I was thinking about CTOs because my current company's CTO moved on about a month ago. Ours was his second C-level position and it seems to have earned him enough cash to live on Lantau Island (one of Hong Kong's more beautiful spots). His new thing is some mobile app start-up. It's nothing groundbreaking, but really who cares if it fails? If you can afford to live by the beach in Hong Kong you already won at life.

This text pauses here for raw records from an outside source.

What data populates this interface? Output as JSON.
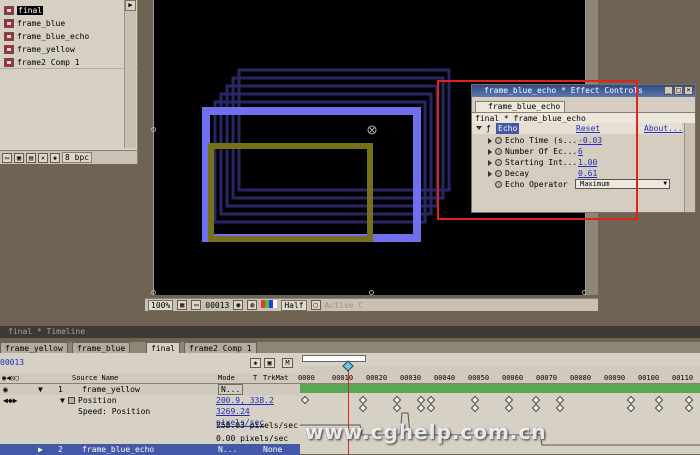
{
  "project": {
    "items": [
      {
        "label": "final",
        "selected": true
      },
      {
        "label": "frame_blue",
        "selected": false
      },
      {
        "label": "frame_blue_echo",
        "selected": false
      },
      {
        "label": "frame_yellow",
        "selected": false
      },
      {
        "label": "frame2 Comp 1",
        "selected": false
      }
    ],
    "bpc_label": "8 bpc"
  },
  "comp_bar": {
    "zoom": "100%",
    "timecode": "00013",
    "resolution": "Half",
    "camera": "Active C"
  },
  "effect_controls": {
    "title": "frame_blue_echo * Effect Controls",
    "tab": "frame_blue_echo",
    "breadcrumb": "final * frame_blue_echo",
    "effect_name": "Echo",
    "reset_label": "Reset",
    "about_label": "About...",
    "params": [
      {
        "name": "Echo Time (s...",
        "value": "-0.03"
      },
      {
        "name": "Number Of Ec...",
        "value": "6"
      },
      {
        "name": "Starting Int...",
        "value": "1.00"
      },
      {
        "name": "Decay",
        "value": "0.61"
      },
      {
        "name": "Echo Operator",
        "value": "Maximum"
      }
    ]
  },
  "timeline": {
    "title": "final * Timeline",
    "tabs": [
      "frame_yellow",
      "frame_blue",
      "final",
      "frame2 Comp 1"
    ],
    "active_tab": "final",
    "current_time": "00013",
    "columns": {
      "source_name": "Source Name",
      "mode": "Mode",
      "t": "T",
      "trkmat": "TrkMat"
    },
    "layers": [
      {
        "num": "1",
        "name": "frame_yellow",
        "mode": "N..."
      },
      {
        "num": "2",
        "name": "frame_blue_echo",
        "mode": "N...",
        "trkmat": "None"
      }
    ],
    "position": {
      "label": "Position",
      "value": "200.9, 338.2"
    },
    "speed": {
      "label": "Speed: Position",
      "value": "3269.24 pixels/sec",
      "low": "258.03 pixels/sec",
      "min": "0.00 pixels/sec"
    },
    "ruler_labels": [
      "0000",
      "00010",
      "00020",
      "00030",
      "00040",
      "00050",
      "00060",
      "00070",
      "00080",
      "00090",
      "00100",
      "00110"
    ],
    "kf_frames": [
      0,
      17,
      27,
      34,
      37,
      50,
      60,
      68,
      75,
      96,
      104,
      113
    ]
  },
  "watermark": "www.cghelp.com.cn",
  "colors": {
    "blue_frame": "#6f6ff0",
    "yellow_frame": "#77701a",
    "highlight_box": "#e0241d",
    "layer_bar": "#5aa655"
  }
}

That could have been me. If i had accepted the opportunities offered to me in the past, or if i had worked my network harder... yeah maybe i could be sipping cocktails under a palm tree too. I have a young ex-colleague living in Bali earning a ton of money doing remote work for European companies. He's built a personal brand through his blog and he sells e-books and whatnot. A Facebook slash rave scene acquaintance who was one of my inspirations to head to China has been living in Taiwan for a few years now just doing web pages for clients in Canada. Several ex-colleagues who used to be under me, rookies that i mentored and nurtured are now VPs and C-levels. A whole host of my ex-colleagues are in consulting, earning spectacular amounts of money just for walking into a company and telling them everything they are doing wrong. Why isn't that me? Why did i get stuck?

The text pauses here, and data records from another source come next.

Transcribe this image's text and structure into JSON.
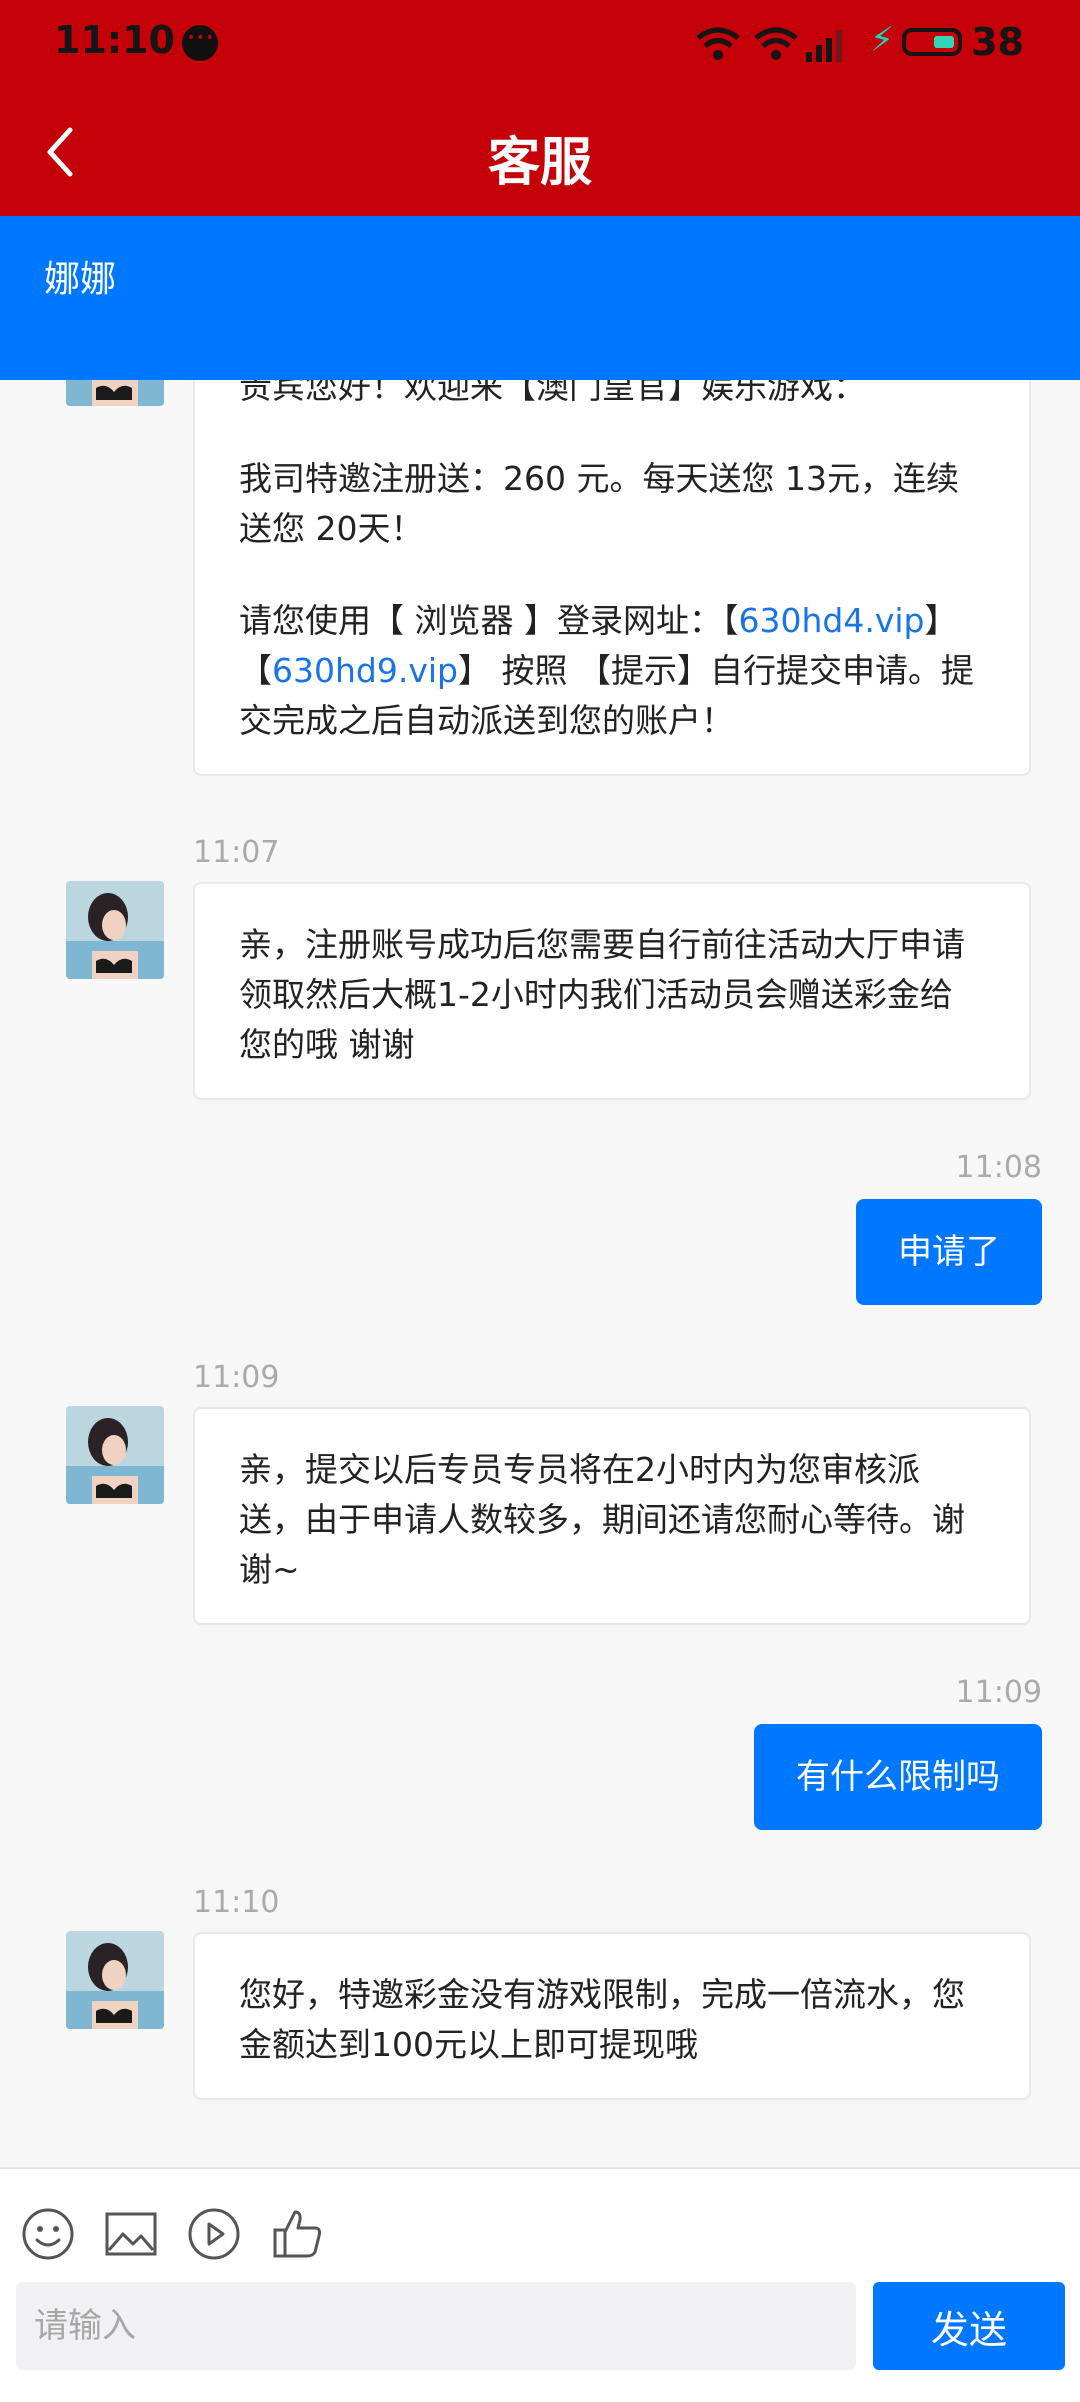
{
  "status_bar": {
    "time": "11:10",
    "battery": "38"
  },
  "header": {
    "title": "客服"
  },
  "agent": {
    "name": "娜娜"
  },
  "messages": {
    "m1": {
      "line1": "贵宾您好！欢迎来【澳门皇官】娱乐游戏：",
      "line2": "我司特邀注册送：260 元。每天送您 13元，连续送您 20天！",
      "p3_prefix": "请您使用【 浏览器 】登录网址：【",
      "link1": "630hd4.vip",
      "p3_mid": "】【",
      "link2": "630hd9.vip",
      "p3_suffix": "】 按照 【提示】自行提交申请。提交完成之后自动派送到您的账户！"
    },
    "m2": {
      "time": "11:07",
      "text": "亲，注册账号成功后您需要自行前往活动大厅申请领取然后大概1-2小时内我们活动员会赠送彩金给您的哦 谢谢"
    },
    "m3": {
      "time": "11:08",
      "text": "申请了"
    },
    "m4": {
      "time": "11:09",
      "text": "亲，提交以后专员专员将在2小时内为您审核派送，由于申请人数较多，期间还请您耐心等待。谢谢~"
    },
    "m5": {
      "time": "11:09",
      "text": "有什么限制吗"
    },
    "m6": {
      "time": "11:10",
      "text": "您好，特邀彩金没有游戏限制，完成一倍流水，您金额达到100元以上即可提现哦"
    }
  },
  "composer": {
    "placeholder": "请输入",
    "send_label": "发送",
    "tools": [
      "emoji-icon",
      "image-icon",
      "video-icon",
      "thumbs-up-icon"
    ]
  },
  "colors": {
    "header_red": "#c40008",
    "accent_blue": "#0077ff",
    "link_blue": "#1a73e8"
  }
}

I'll tell you what didn't get me stuck - my ability. I know i am a solid programmer with enough experience under my belt to avoid the sorts of mistakes even "senior" guys make. I know for sure i understand management better than a lot of line managers who stumbled into the role and have no interest in helping their subordinates excel. And while i would struggle to schmooze at the C-level, i am pretty confident i could slot into middle management and at least straighten out a department full of the sorts of ineffective line managers and team leads that the tech industry is famous for.

But i don't fucking want to.

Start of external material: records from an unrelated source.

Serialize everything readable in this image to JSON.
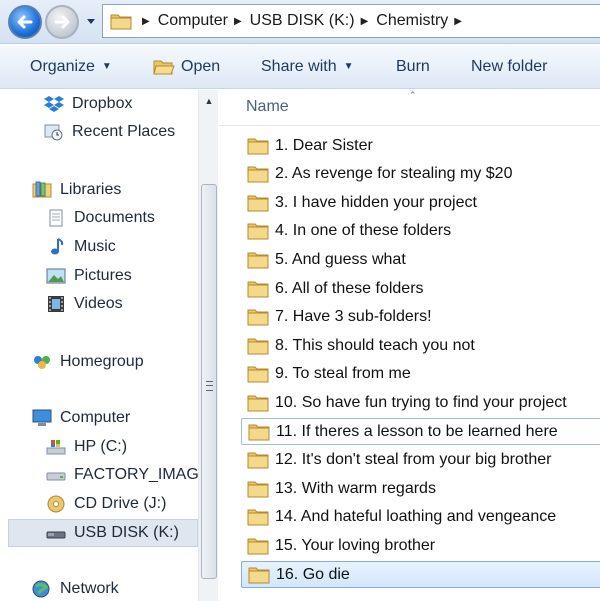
{
  "address": {
    "crumbs": [
      "Computer",
      "USB DISK (K:)",
      "Chemistry"
    ]
  },
  "toolbar": {
    "organize": "Organize",
    "open": "Open",
    "share_with": "Share with",
    "burn": "Burn",
    "new_folder": "New folder"
  },
  "nav": {
    "dropbox": "Dropbox",
    "recent_places": "Recent Places",
    "libraries": "Libraries",
    "documents": "Documents",
    "music": "Music",
    "pictures": "Pictures",
    "videos": "Videos",
    "homegroup": "Homegroup",
    "computer": "Computer",
    "hp": "HP (C:)",
    "factory": "FACTORY_IMAGE",
    "cd_drive": "CD Drive (J:)",
    "usb_disk": "USB DISK (K:)",
    "network": "Network"
  },
  "columns": {
    "name": "Name"
  },
  "files": [
    "1. Dear Sister",
    "2. As revenge for stealing my $20",
    "3. I have hidden your project",
    "4. In one of these folders",
    "5. And guess what",
    "6. All of these folders",
    "7. Have 3 sub-folders!",
    "8. This should teach you not",
    "9. To steal from me",
    "10. So have fun trying to find your project",
    "11. If theres a lesson to be learned here",
    "12. It's don't steal from your big brother",
    "13. With warm regards",
    "14. And hateful loathing and vengeance",
    "15. Your loving brother",
    "16. Go die"
  ],
  "colors": {
    "accent": "#1e6fd6",
    "selection": "#d3e6fb",
    "folder": "#e8c56a"
  }
}
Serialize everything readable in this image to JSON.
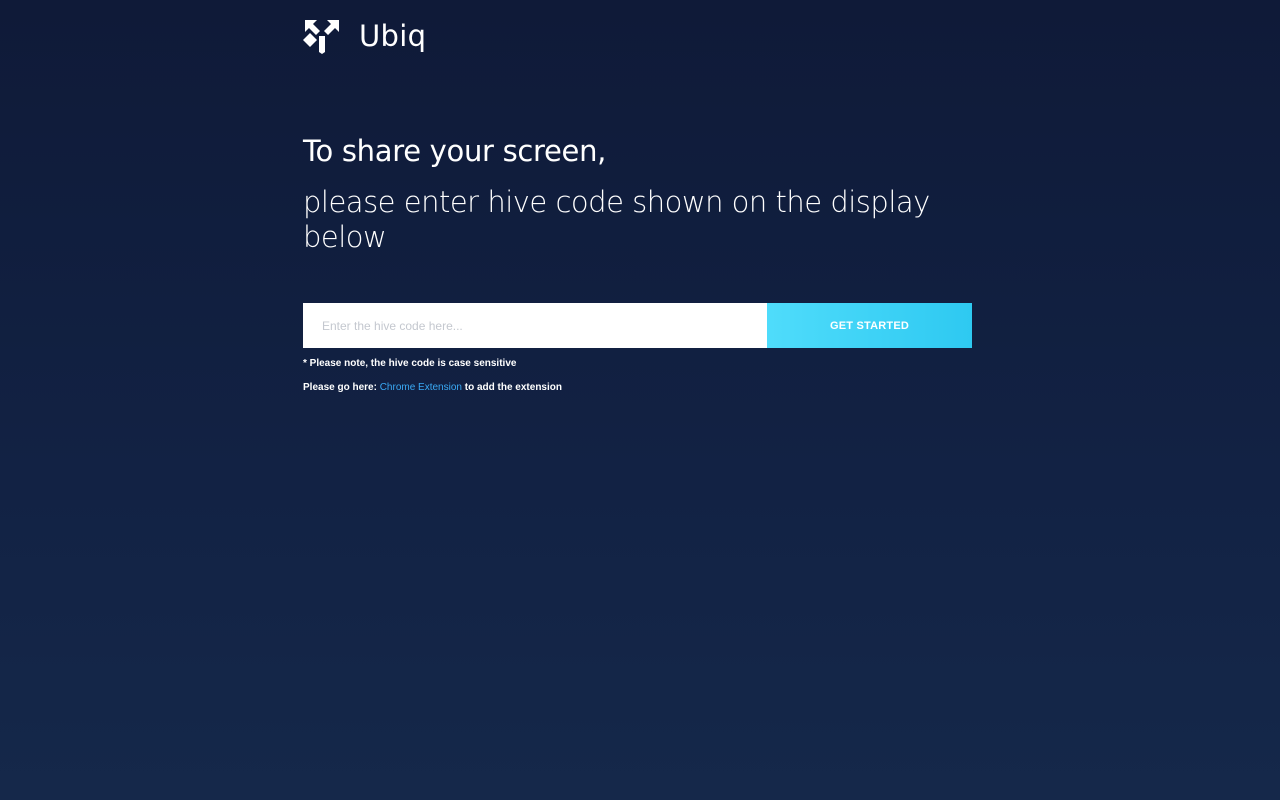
{
  "brand": {
    "name": "Ubiq",
    "logo_icon": "diverging-arrows-icon"
  },
  "hero": {
    "title": "To share your screen,",
    "subtitle": "please enter hive code shown on the display below"
  },
  "form": {
    "input_placeholder": "Enter the hive code here...",
    "input_value": "",
    "submit_label": "GET STARTED"
  },
  "notes": {
    "case_note": "* Please note, the hive code is case sensitive",
    "extension_prefix": "Please go here:",
    "extension_link_label": "Chrome Extension",
    "extension_suffix": "to add the extension"
  },
  "colors": {
    "background_top": "#0f1a38",
    "background_bottom": "#15284a",
    "button_accent": "#2ec9f1",
    "link": "#3aa9f5"
  }
}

I don't even really enjoy being a line manager very much. I mean, i like helping my guys improve. It's nice when you can get the team aligned and kicking ass. Certainly it's nicer than being stuck on the bottom and struggling with a bad manager and teammates who are incompetent or unmotivated. But it is exhausting. As a kid i never thought to myself "i want to be a manager when i grow up". Hell, i never even wanted to be a computer programmer. Not after i found out how boring it is, anyway.

Still, there are lots of things i don't want to do yet do anyway because that's part of being a grown-up. I hate working. If i had my way i would do nothing at all. I still get up every day and toil, though, because i have to. So what's stopping me from toiling in a different role that would net me a lot more money and set me up for early retirement?

Me being an underachiever, that's what.

I don't feel comfortable when i am up there in the clouds, lording it over the plebs. I already feel uncomfortable amongst my current colleagues because their lifestyles are so bourgeois. Get me up to the income level of consultants and C-levels and it's a whole nother level of decadence. I would feel like a fraud. Or... i don't know. Dirty?

Sure, i get it, you can be rich and woke too. As my rich colleagues go to great pains to point out, it's really the rich who are the biggest philanthropists. Just imagine where the poor would be if the rich weren't around to throw them table scraps!

But in all seriousness, of course i know you can be wealthy and not a complete asshole. My parents are wealthy, relatively speaking, and they're not assholes. Meanwhile there are also plenty of poor people who are almighty tossers.

The thing is, there's no point trying to reason with myself over it. It seems my discomfort with being "successful" (whatever that means) is as irrational as my discomfort with buying clothes or people visiting my house or whatever. It's irrational, but there it is. My material life is objectively less comfortable, but my mental health feels less strained.

Some day i might regret it. In 20 years when i still have no house and no savings and my job gets given to someone younger, more attractive or more ambitious... Then i guess i will just have to find myself a secret society where i can get drunk and ponder the mysteries of the universe with a bunch of people in the same boat.